"It's the wrong target," professor John Field, of Warwick University, said.
"It amounts to a warehousing of young people who might not be keen, might not get the qualifications they want, and could be socialised into believing that learning has been completed.
"It would be better to expand part-time education, and focus on accessibility, so that people could come back later. Lots of people are in educational institutions which is not the right place for them at that stage," said professor Tom Schuller, of Birkbeck College, University of London.
"In the short term it might raise targets in term of qualifications, but it may turn people off, just as some people are turned off education by their experience of school."
Both professors, speaking at a London conference, were broadly sympathetic to the government's promotion of lifelong learning. But they warned that most present policies, the University for Industry, and the New Deal, emphasised learning in terms of employability. There had to be more stress on its social nature.

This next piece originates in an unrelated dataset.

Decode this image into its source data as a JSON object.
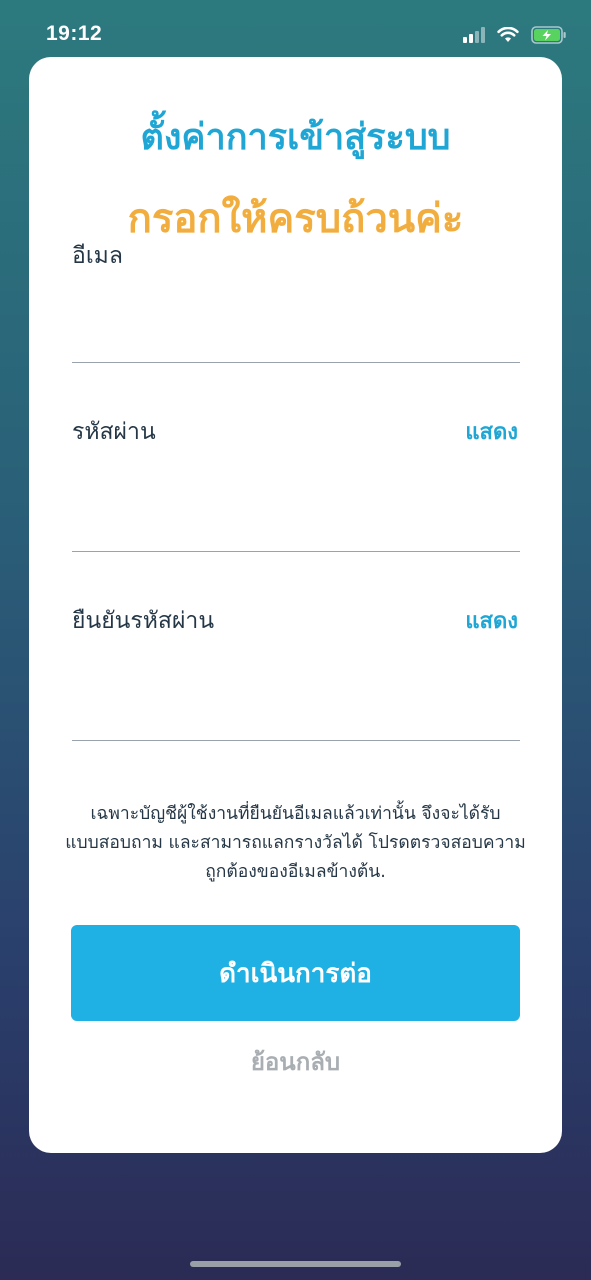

Ngaio Crequer fefocus IV FEclassifiedThe best choice of jobs VII-XX The TES lifelong learning section chris thomond The TES lifelong learning section fefocus TESJseptember 10 1999 John SizerNew Scottish FE chief II Havering TribunalProgress report III Michael AustinReassessing the White Paper